===== Input data =====

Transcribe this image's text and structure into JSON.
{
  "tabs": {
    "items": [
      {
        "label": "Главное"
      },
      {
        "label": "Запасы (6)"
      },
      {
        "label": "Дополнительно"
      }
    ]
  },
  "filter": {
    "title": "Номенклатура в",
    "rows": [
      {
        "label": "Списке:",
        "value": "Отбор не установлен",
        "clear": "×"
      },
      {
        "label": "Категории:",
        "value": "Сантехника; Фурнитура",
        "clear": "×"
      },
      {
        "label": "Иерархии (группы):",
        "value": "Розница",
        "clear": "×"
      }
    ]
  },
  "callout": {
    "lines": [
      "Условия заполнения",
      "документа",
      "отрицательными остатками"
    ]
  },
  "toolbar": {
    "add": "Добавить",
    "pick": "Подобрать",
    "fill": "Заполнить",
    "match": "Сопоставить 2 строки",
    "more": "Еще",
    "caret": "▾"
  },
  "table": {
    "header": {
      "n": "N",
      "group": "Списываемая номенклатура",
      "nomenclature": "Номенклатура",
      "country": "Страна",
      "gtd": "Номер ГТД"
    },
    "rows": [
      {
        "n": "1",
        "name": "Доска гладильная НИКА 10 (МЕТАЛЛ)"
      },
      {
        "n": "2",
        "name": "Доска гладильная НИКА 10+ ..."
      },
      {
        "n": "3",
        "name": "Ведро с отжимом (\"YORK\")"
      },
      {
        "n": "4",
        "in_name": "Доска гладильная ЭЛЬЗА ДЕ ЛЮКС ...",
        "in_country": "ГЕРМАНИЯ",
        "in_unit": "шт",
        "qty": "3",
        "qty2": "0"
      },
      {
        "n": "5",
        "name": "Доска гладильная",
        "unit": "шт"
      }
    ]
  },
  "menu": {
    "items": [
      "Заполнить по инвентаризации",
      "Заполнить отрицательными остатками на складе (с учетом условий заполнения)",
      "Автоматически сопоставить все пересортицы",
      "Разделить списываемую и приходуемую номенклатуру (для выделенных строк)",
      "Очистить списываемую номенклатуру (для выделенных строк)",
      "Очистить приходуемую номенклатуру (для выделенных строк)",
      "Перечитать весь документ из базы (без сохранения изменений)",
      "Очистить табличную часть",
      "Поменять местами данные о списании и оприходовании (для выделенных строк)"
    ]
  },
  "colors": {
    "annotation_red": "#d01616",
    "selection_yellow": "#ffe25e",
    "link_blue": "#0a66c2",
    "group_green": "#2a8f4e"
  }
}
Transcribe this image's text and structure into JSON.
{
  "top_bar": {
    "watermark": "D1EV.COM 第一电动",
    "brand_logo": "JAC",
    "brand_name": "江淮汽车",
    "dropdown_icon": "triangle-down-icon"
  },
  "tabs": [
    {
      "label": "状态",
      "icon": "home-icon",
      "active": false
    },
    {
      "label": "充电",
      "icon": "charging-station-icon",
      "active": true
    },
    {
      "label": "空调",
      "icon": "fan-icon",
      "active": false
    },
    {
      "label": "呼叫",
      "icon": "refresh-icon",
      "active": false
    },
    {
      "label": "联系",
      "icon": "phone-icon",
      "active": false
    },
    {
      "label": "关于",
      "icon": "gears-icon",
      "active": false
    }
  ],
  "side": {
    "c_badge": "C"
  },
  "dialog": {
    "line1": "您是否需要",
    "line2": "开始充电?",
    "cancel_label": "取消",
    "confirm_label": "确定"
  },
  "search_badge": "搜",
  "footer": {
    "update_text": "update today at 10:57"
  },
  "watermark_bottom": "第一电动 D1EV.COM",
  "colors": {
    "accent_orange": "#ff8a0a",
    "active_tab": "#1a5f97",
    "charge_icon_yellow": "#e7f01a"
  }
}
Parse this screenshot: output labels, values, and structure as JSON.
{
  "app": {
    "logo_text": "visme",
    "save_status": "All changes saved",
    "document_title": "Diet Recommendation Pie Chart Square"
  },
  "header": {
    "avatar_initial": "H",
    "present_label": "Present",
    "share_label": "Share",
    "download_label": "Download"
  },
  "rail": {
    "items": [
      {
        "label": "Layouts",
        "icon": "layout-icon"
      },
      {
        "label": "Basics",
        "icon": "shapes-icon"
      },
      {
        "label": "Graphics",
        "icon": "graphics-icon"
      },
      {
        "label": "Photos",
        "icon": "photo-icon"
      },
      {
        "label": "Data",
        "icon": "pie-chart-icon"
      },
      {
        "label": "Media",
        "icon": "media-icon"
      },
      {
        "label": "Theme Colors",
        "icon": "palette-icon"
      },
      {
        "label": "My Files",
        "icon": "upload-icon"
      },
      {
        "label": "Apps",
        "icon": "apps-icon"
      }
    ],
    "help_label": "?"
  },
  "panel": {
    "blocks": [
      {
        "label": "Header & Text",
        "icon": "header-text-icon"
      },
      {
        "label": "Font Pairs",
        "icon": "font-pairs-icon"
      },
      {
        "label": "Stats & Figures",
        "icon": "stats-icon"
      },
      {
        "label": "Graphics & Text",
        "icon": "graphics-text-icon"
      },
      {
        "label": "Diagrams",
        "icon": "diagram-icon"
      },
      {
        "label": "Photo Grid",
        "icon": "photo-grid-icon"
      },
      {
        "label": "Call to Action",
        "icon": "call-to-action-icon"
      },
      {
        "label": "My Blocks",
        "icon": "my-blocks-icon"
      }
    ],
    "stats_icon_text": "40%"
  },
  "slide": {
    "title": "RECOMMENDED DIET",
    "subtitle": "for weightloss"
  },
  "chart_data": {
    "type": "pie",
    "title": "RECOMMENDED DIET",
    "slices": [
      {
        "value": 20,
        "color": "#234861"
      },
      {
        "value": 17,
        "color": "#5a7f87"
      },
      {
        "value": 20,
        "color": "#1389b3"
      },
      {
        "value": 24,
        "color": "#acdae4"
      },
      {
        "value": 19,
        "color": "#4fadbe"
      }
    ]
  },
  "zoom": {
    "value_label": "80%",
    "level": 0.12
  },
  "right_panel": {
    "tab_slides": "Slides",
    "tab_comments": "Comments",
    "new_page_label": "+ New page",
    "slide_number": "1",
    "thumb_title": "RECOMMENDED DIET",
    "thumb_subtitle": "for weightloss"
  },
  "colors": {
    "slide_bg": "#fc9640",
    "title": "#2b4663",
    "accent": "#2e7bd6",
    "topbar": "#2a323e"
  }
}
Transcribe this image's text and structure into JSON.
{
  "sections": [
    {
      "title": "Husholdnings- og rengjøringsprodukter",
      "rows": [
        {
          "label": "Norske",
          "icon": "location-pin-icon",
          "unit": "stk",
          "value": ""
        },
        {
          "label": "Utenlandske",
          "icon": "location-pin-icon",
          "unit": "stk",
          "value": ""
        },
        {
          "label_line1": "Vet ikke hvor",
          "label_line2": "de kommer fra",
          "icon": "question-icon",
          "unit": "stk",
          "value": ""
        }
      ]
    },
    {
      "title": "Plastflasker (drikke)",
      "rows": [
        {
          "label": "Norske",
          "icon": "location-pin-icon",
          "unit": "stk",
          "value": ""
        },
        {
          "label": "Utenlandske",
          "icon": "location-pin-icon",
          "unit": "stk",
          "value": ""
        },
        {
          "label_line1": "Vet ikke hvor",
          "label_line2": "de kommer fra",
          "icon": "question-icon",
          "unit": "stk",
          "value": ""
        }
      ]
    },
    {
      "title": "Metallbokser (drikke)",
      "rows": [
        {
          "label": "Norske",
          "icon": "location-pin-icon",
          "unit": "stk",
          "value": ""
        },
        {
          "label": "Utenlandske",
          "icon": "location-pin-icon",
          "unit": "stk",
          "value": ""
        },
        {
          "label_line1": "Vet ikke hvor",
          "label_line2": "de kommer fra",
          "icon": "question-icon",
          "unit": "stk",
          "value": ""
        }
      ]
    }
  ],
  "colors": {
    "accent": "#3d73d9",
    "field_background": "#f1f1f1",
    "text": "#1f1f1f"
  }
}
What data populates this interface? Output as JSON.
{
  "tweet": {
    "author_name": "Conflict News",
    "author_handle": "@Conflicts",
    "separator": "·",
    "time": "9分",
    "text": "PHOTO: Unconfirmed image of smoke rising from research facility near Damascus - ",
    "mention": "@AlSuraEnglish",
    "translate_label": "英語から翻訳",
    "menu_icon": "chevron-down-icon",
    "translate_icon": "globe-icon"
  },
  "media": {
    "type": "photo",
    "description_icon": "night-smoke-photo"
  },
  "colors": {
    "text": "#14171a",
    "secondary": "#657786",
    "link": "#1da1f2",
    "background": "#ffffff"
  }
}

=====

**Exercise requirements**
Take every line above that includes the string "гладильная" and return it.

**Result of this task**
        "name": "Доска гладильная НИКА 10 (МЕТАЛЛ)"
        "name": "Доска гладильная НИКА 10+ ..."
        "in_name": "Доска гладильная ЭЛЬЗА ДЕ ЛЮКС ...",
        "name": "Доска гладильная",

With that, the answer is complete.